March 28, 2019 | Policy Brief

Turkey Heads for its Dirtiest Election Yet

March 28, 2019 | Policy Brief

Turkey Heads for its Dirtiest Election Yet

Turkey will hold local elections on March 31 in which voters will choose their mayors and city councilors. Fearing a backlash from voters in response to the first recession in a decade, the government has employed its control of the media, courts, and the country’s voting machinery to undermine the opposition, raising concerns that it plans to put the final nails in the coffin of Turkish democracy.

The latest polls show that the country’s Islamist President Recep Tayyip Erdogan and his ultranationalist allies may lose control of major cities, including the capital, as disgruntled voters punish them for their financial mismanagement and the ensuing economic crisis. A panicked Turkish government has resorted to hardline tactics of threatening opposition candidates and voters.
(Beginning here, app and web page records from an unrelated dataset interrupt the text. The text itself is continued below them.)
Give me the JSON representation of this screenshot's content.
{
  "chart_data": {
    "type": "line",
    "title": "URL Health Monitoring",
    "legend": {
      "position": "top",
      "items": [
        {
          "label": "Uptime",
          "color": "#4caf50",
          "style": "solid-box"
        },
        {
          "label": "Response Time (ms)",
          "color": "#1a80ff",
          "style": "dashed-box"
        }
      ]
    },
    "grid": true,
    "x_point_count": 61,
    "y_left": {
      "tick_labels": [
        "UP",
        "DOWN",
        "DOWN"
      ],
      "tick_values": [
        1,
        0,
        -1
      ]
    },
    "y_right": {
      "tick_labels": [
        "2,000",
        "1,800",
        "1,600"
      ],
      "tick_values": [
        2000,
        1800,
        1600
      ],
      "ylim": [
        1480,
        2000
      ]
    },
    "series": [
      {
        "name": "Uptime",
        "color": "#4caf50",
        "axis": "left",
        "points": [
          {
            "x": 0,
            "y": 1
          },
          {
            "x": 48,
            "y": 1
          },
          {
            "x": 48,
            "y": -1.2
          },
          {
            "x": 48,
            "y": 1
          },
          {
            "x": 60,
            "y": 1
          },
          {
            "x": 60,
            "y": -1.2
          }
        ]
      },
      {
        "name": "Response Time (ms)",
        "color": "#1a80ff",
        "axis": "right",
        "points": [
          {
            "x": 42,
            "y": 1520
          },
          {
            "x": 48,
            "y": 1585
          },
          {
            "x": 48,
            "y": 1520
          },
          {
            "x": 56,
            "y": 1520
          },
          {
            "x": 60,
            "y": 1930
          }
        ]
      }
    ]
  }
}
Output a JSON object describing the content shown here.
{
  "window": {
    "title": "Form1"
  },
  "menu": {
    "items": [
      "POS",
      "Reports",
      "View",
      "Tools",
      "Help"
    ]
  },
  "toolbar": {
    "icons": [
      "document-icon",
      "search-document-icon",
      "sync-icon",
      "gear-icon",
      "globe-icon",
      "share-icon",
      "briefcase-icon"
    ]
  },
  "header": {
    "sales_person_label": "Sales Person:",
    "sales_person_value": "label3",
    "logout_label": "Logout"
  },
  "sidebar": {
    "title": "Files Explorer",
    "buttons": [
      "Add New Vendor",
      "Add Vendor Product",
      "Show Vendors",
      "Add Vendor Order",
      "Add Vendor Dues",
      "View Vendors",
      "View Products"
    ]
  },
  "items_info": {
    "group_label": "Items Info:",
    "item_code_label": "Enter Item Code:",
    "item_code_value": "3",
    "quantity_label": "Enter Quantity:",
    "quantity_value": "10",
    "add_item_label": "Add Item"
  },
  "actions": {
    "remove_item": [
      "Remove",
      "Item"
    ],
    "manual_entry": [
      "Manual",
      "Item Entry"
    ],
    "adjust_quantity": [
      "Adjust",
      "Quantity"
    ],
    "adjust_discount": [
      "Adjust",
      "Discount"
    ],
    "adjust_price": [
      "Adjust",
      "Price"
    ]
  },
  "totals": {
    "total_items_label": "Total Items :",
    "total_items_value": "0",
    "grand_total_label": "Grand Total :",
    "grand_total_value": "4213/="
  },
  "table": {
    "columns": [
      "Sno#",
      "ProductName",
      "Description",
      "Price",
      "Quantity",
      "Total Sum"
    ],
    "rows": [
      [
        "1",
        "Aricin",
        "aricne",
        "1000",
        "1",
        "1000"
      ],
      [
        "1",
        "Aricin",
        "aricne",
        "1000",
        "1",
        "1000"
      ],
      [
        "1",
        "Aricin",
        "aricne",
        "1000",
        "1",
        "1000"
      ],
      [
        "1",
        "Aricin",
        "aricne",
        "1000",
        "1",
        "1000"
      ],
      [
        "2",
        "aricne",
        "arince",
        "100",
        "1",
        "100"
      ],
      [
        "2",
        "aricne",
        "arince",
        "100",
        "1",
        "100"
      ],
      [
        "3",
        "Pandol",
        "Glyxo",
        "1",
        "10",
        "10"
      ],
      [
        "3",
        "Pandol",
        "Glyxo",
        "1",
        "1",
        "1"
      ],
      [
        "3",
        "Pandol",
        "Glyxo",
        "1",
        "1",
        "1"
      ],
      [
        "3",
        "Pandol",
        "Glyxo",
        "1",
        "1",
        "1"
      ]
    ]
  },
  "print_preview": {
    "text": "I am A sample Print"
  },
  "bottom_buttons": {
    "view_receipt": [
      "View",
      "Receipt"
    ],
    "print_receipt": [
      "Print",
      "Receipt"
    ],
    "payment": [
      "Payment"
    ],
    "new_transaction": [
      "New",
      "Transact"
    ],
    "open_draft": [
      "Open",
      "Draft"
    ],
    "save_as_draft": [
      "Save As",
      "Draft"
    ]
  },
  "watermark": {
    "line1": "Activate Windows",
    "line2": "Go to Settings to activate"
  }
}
Erdogan’s near-total control of the media has gagged opposition parties and candidates for the most part, preventing them from campaigning. Last month, Turkey’s state-run broadcaster TRT dedicated 53 hours of airtime to Erdogan and his ultranationalist allies, all of which was favorable, and only 6 hours to the main opposition bloc, consisting mainly of negative coverage. Pro-Kurdish candidates, meanwhile, received only 7 minutes of coverage, all of it critical. Erdogan and his cronies also control over 90 percent of private media outlets, which have been busy smearing opposition candidates as “terrorists.” Nearly all of Turkey’s daily papers claimed in unison that 334 opposition candidates, including Turkish nationalists, were linked to the outlawed Kurdistan Workers’ Party (PKK).

Irregularities in the voting process also abound. The Supreme Electoral Council’s voter registries included 6,389 voters aged between 100 and 165, many of whom have never cast a vote in their life. In one district, the number of voters increased by 95 percent since the last elections, while another district included a single apartment with 1,108 registered voters. Meanwhile, the government relocated ballot boxes for more than 96,000 voters in Kurdish-majority provinces, effectively forcing them to travel long-distances into strongholds of the ruling bloc to cast their ballots.
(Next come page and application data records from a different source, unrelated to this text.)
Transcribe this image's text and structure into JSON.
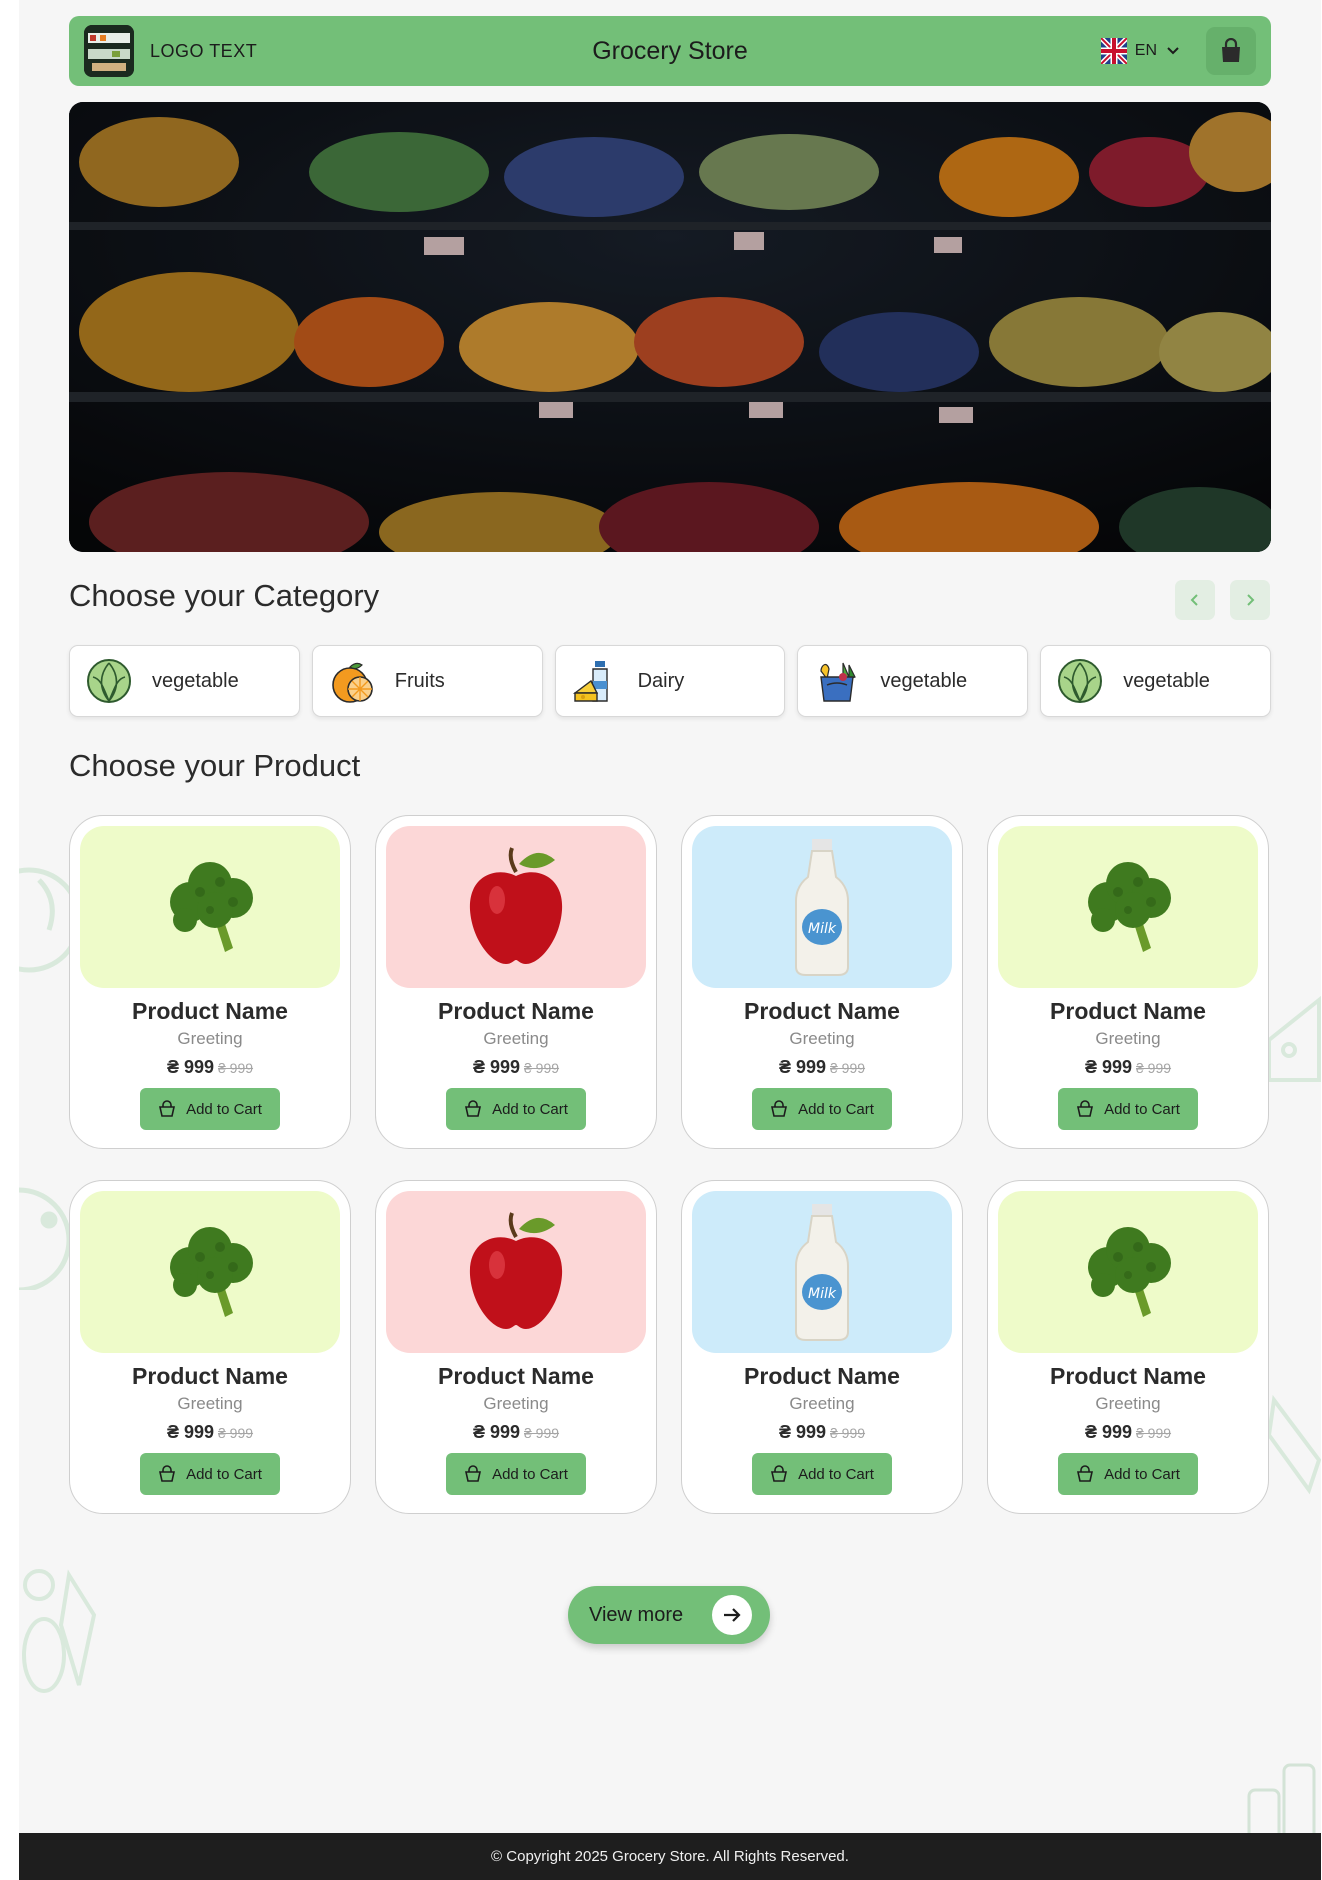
{
  "header": {
    "logo_text": "LOGO TEXT",
    "title": "Grocery Store",
    "language": "EN",
    "icons": {
      "logo": "logo-image",
      "flag": "uk-flag-icon",
      "dropdown": "chevron-down-icon",
      "cart": "shopping-bag-icon"
    }
  },
  "hero": {
    "image": "grocery-shelves-photo"
  },
  "categories": {
    "title": "Choose your Category",
    "items": [
      {
        "label": "vegetable",
        "icon": "cabbage-icon"
      },
      {
        "label": "Fruits",
        "icon": "orange-icon"
      },
      {
        "label": "Dairy",
        "icon": "milk-cheese-icon"
      },
      {
        "label": "vegetable",
        "icon": "grocery-bag-icon"
      },
      {
        "label": "vegetable",
        "icon": "cabbage-icon"
      }
    ]
  },
  "products": {
    "title": "Choose your Product",
    "items": [
      {
        "name": "Product Name",
        "subtitle": "Greeting",
        "price": "₴ 999",
        "old_price": "₴ 999",
        "button": "Add to Cart",
        "image": "broccoli",
        "bg": "#eefbc9"
      },
      {
        "name": "Product Name",
        "subtitle": "Greeting",
        "price": "₴ 999",
        "old_price": "₴ 999",
        "button": "Add to Cart",
        "image": "apple",
        "bg": "#fcd7d7"
      },
      {
        "name": "Product Name",
        "subtitle": "Greeting",
        "price": "₴ 999",
        "old_price": "₴ 999",
        "button": "Add to Cart",
        "image": "milk-bottle",
        "bg": "#cdebfa"
      },
      {
        "name": "Product Name",
        "subtitle": "Greeting",
        "price": "₴ 999",
        "old_price": "₴ 999",
        "button": "Add to Cart",
        "image": "broccoli",
        "bg": "#eefbc9"
      },
      {
        "name": "Product Name",
        "subtitle": "Greeting",
        "price": "₴ 999",
        "old_price": "₴ 999",
        "button": "Add to Cart",
        "image": "broccoli",
        "bg": "#eefbc9"
      },
      {
        "name": "Product Name",
        "subtitle": "Greeting",
        "price": "₴ 999",
        "old_price": "₴ 999",
        "button": "Add to Cart",
        "image": "apple",
        "bg": "#fcd7d7"
      },
      {
        "name": "Product Name",
        "subtitle": "Greeting",
        "price": "₴ 999",
        "old_price": "₴ 999",
        "button": "Add to Cart",
        "image": "milk-bottle",
        "bg": "#cdebfa"
      },
      {
        "name": "Product Name",
        "subtitle": "Greeting",
        "price": "₴ 999",
        "old_price": "₴ 999",
        "button": "Add to Cart",
        "image": "broccoli",
        "bg": "#eefbc9"
      }
    ]
  },
  "view_more": {
    "label": "View more",
    "icon": "arrow-right-icon"
  },
  "footer": {
    "copyright": "© Copyright 2025 Grocery Store. All Rights Reserved."
  },
  "colors": {
    "accent": "#73bf78",
    "page_bg": "#f6f6f6",
    "footer_bg": "#1e1e1e"
  }
}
Fearing none of these strong-arm tactics will be sufficient to secure him a victory at the ballot box, Erdogan and his aides have repeatedly threatened that if voters elect opposition mayors and councilors, the president would remove them from office and appoint trustees. Since the last local elections in 2014, Erdogan has already replaced elected mayors in almost a hundred municipalities with handpicked trustees, sending 40 mayors to prison on trumped-up charges. Over 40 million Turkish citizens, comprising almost half of the country’s population, now live in cities administered by trustees.

Despite Turkey’s uneven playing field, and Erdogan’s intimidation and foul play, the opposition, against all odds, could still win a historic victory on Sunday, capturing the nation’s capital Ankara and its economic hub, Istanbul. While there are no national elections scheduled for the next four years, losing key cities would be a major blow to Erdogan, who extracts cash from municipal governments. A victory would also extend a lifeline to Turkey’s battered opposition.

Yet, should Erdogan act on his campaign threats, destroying any semblance of ballot box democracy that is left in Turkey, he will bring the country fully in line with Iran, Venezuela, and the other authoritarian regimes he has been flirting with. That might secure Erdogan’s grip on power, but such a move is sure to cripple Turkey’s flailing economy for years to come.

Aykan Erdemir is a former member of the Turkish parliament and a senior fellow at the Foundation for Defense of Democracies, where Merve Tahiroglu is a research analyst. Follow them on Twitter @aykan_erdemir and @MerveTahirogluFollow FDD on Twitter @FDD. FDD is a Washington, DC-based, nonpartisan research institute focusing on national security and foreign policy.